Task to complete.
Please retype every entry as written, and keep the pictures out.

Information given.

*** Begin section ***

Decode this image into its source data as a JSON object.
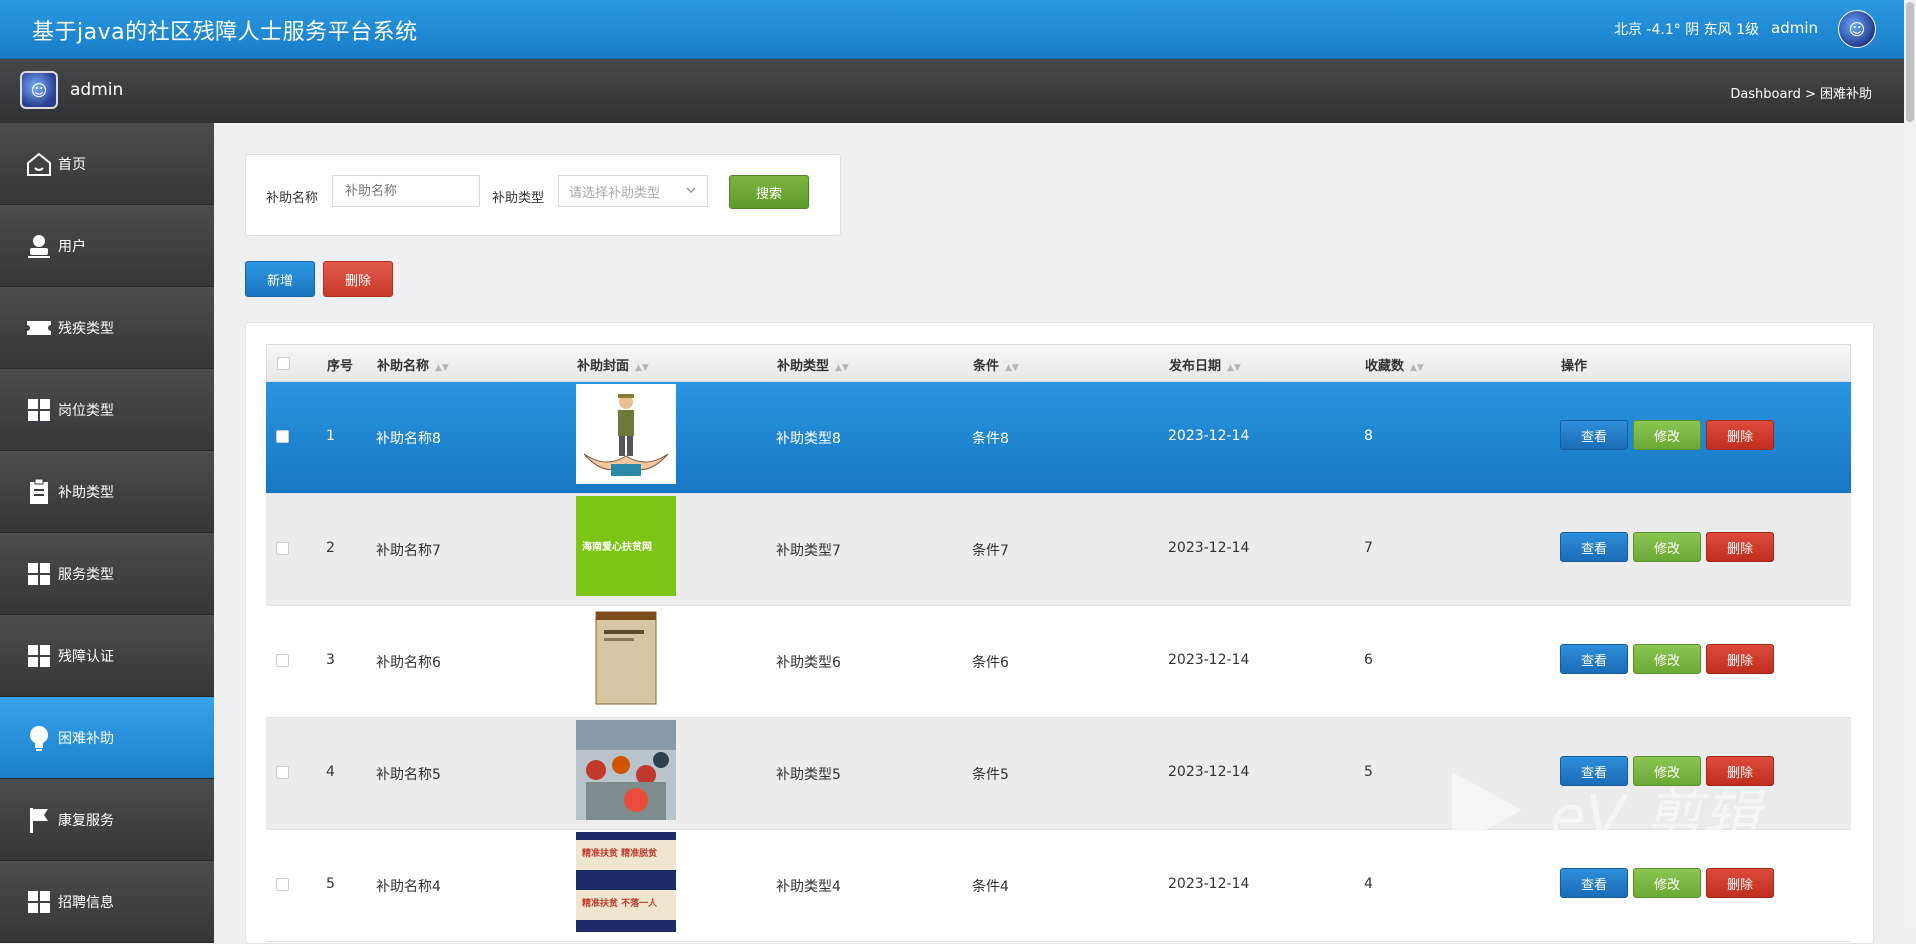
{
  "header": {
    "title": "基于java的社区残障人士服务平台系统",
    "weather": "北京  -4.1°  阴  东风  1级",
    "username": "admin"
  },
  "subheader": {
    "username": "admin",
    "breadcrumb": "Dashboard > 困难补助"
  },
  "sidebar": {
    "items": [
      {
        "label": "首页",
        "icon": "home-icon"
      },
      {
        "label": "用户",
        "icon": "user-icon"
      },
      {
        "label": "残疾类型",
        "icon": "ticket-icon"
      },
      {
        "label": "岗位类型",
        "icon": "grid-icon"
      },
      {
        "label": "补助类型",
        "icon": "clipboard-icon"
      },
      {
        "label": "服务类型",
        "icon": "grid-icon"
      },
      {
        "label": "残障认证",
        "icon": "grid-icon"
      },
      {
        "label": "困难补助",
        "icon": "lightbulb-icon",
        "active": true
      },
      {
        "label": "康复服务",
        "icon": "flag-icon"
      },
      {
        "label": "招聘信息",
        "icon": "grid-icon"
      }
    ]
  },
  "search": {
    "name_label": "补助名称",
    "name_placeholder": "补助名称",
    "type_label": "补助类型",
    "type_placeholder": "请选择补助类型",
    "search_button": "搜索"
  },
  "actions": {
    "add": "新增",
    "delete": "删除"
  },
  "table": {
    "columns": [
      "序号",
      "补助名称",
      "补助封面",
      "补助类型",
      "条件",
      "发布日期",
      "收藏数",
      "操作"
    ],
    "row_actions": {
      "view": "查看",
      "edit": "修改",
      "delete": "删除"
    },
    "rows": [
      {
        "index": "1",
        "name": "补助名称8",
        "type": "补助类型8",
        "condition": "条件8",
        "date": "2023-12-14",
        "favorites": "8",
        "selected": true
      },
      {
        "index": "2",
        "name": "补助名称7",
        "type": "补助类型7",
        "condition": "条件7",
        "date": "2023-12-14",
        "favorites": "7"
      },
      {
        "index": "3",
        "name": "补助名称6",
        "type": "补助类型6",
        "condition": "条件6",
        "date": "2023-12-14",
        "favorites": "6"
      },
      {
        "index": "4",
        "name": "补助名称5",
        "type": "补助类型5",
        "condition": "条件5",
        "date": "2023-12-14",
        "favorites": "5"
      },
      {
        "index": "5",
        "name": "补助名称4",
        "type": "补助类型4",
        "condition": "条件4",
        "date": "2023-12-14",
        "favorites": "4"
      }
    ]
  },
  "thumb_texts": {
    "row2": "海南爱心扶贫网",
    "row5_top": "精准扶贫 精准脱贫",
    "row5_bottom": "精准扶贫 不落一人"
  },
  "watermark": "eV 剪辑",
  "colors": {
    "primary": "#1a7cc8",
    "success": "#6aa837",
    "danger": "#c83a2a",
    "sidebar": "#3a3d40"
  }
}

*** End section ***

Output of the exercise.
Decode this image into its source data as a JSON object.
{
  "header": {
    "title": "基于java的社区残障人士服务平台系统",
    "weather": "北京  -4.1°  阴  东风  1级",
    "username": "admin"
  },
  "subheader": {
    "username": "admin",
    "breadcrumb": "Dashboard > 困难补助"
  },
  "sidebar": {
    "items": [
      {
        "label": "首页",
        "icon": "home-icon"
      },
      {
        "label": "用户",
        "icon": "user-icon"
      },
      {
        "label": "残疾类型",
        "icon": "ticket-icon"
      },
      {
        "label": "岗位类型",
        "icon": "grid-icon"
      },
      {
        "label": "补助类型",
        "icon": "clipboard-icon"
      },
      {
        "label": "服务类型",
        "icon": "grid-icon"
      },
      {
        "label": "残障认证",
        "icon": "grid-icon"
      },
      {
        "label": "困难补助",
        "icon": "lightbulb-icon",
        "active": true
      },
      {
        "label": "康复服务",
        "icon": "flag-icon"
      },
      {
        "label": "招聘信息",
        "icon": "grid-icon"
      }
    ]
  },
  "search": {
    "name_label": "补助名称",
    "name_placeholder": "补助名称",
    "type_label": "补助类型",
    "type_placeholder": "请选择补助类型",
    "search_button": "搜索"
  },
  "actions": {
    "add": "新增",
    "delete": "删除"
  },
  "table": {
    "columns": [
      "序号",
      "补助名称",
      "补助封面",
      "补助类型",
      "条件",
      "发布日期",
      "收藏数",
      "操作"
    ],
    "row_actions": {
      "view": "查看",
      "edit": "修改",
      "delete": "删除"
    },
    "rows": [
      {
        "index": "1",
        "name": "补助名称8",
        "type": "补助类型8",
        "condition": "条件8",
        "date": "2023-12-14",
        "favorites": "8",
        "selected": true
      },
      {
        "index": "2",
        "name": "补助名称7",
        "type": "补助类型7",
        "condition": "条件7",
        "date": "2023-12-14",
        "favorites": "7"
      },
      {
        "index": "3",
        "name": "补助名称6",
        "type": "补助类型6",
        "condition": "条件6",
        "date": "2023-12-14",
        "favorites": "6"
      },
      {
        "index": "4",
        "name": "补助名称5",
        "type": "补助类型5",
        "condition": "条件5",
        "date": "2023-12-14",
        "favorites": "5"
      },
      {
        "index": "5",
        "name": "补助名称4",
        "type": "补助类型4",
        "condition": "条件4",
        "date": "2023-12-14",
        "favorites": "4"
      }
    ]
  },
  "thumb_texts": {
    "row2": "海南爱心扶贫网",
    "row5_top": "精准扶贫 精准脱贫",
    "row5_bottom": "精准扶贫 不落一人"
  },
  "watermark": "eV 剪辑",
  "colors": {
    "primary": "#1a7cc8",
    "success": "#6aa837",
    "danger": "#c83a2a",
    "sidebar": "#3a3d40"
  }
}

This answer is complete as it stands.